County unveils potential water project for West Farmington, Southington and other areas

By Ed Runyan


The Trumbull County commissioners Thursday announced a water project they dubbed “Blueprint to Prosperity” that could serve hundreds of customers in West Farmington, Southington and other areas.

It involves construction of $15 million worth of waterlines north along Braceville Robinson Road and state Route 534 from Newton Falls to Southington and then farther north into West Farmington.

A “redundant” set of waterlines would travel west along U.S. Route 422 from Warren to Southington to ensure that there is enough water to serve both communities and any additional customers along the routes, said Randy Smith, Trumbull County engineer and sanitary engineer.

For Southington Township Trustee Sam Plott, the proposal is like a dream come true. After residents in parts of Southington, Champion and Warren townships turned down a county water project earlier this year, he’s thrilled that another opportunity for Southington is being offered so soon.

And compared with the earlier proposal, this one will be much less expensive and much easier for residents to accept, with the cost to property owners being around half of the earlier proposal, Plott said.

Furthermore, property owners along the route of the project would have the option to refuse the water and not incur any cost, Smith said.

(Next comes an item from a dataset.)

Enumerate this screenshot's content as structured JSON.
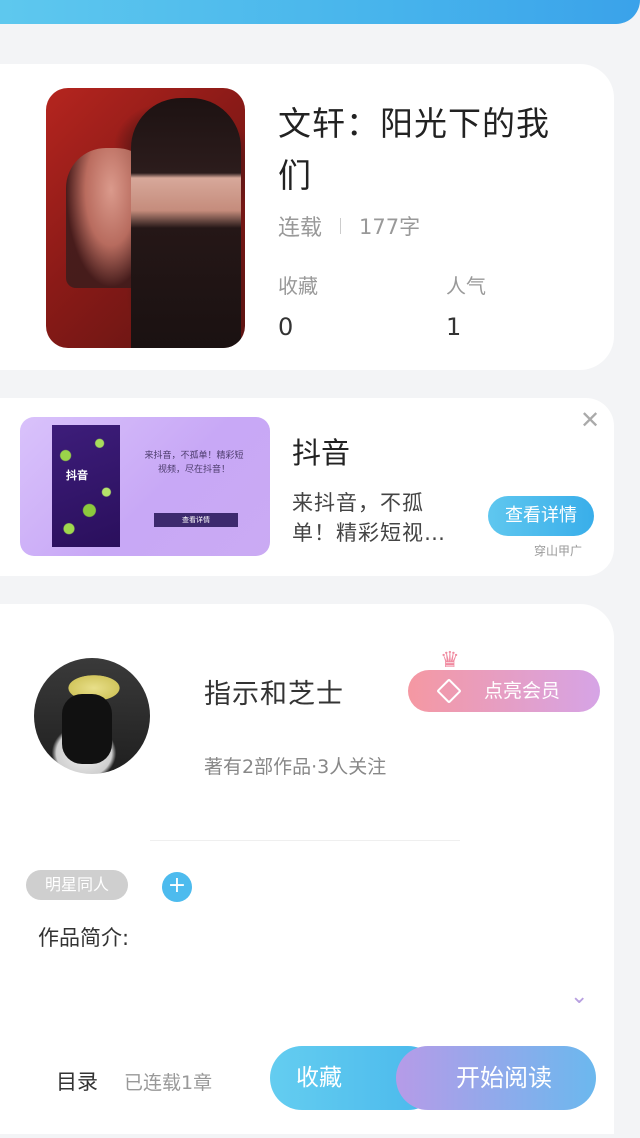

The key to the project is a zero-percent, 30-year loan from the Ohio Environmental Protection Agency and 50 percent forgiveness of the principal, Smith said.

State officials, in discussions with Trumbull County’s state representatives, Sean O’Brien of Bazetta, D-63th, and Michael O’Brien of Warren, D-64th, have offered the funding, Smith said.

“It’s probably a once-in-a-lifetime opportunity for Trumbull County,” said Mark Hutson, an engineer with Burgess and Niple of Painesville.

State officials approached Trumbull officials to seek a fix to the problem with the West Farmington water supply because the village’s treatment plant is in need of expensive upgrades, Smith said. An attempt was made to get water from Middlefield, but that Geauga County village did not have enough, Smith said.

The state also has concerns regarding the potential for algae blooms in the Grand River to shut down the village water supply such as what occurred in Toledo in 2014, Hutson said. West Farmington now gets its water from the Grand River.

State officials are starting to see higher levels of phosphorous, which causes algae blooms, in inland waterways such as the Grand River, Hutson said.

A $3 million part of the proposal would serve a section of Bazetta Township along Elm Road from Howland to Cortland, but that’s a lower priority for the state than the western project, Smith said.

The county will need to finalize an agreement with the state and reach agreements with West Farmington for its 278 water customers and the Southington Estates mobile-home park in Southington for its 130 customers for the project to move forward, Smith said.

Once the agreements are in place, the deadline is two years to have the water lines in operation, he said.

In addition to West Farmington and Southington, the project also could promote development in Bazetta, Braceville, Champion and Warren townships, officials said.